*** Data to examine

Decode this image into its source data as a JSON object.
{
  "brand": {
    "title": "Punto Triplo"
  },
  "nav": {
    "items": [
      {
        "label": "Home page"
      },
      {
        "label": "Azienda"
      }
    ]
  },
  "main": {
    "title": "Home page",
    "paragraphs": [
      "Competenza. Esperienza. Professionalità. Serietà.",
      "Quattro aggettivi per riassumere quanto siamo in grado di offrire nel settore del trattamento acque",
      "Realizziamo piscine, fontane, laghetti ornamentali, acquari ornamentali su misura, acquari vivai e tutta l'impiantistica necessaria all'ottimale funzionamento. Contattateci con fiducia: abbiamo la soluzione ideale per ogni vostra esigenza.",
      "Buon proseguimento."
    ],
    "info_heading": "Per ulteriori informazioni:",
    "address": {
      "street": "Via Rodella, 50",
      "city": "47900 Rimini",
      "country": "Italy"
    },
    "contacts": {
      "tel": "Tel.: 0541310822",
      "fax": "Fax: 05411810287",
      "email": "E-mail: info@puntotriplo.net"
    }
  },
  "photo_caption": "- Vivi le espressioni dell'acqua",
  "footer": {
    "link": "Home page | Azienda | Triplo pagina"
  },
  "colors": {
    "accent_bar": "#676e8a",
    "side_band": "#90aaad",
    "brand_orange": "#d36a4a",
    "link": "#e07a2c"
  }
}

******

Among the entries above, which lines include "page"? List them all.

• _Exercise output_
        "label": "Home page"
    "title": "Home page",
    "link": "Home page | Azienda | Triplo pagina"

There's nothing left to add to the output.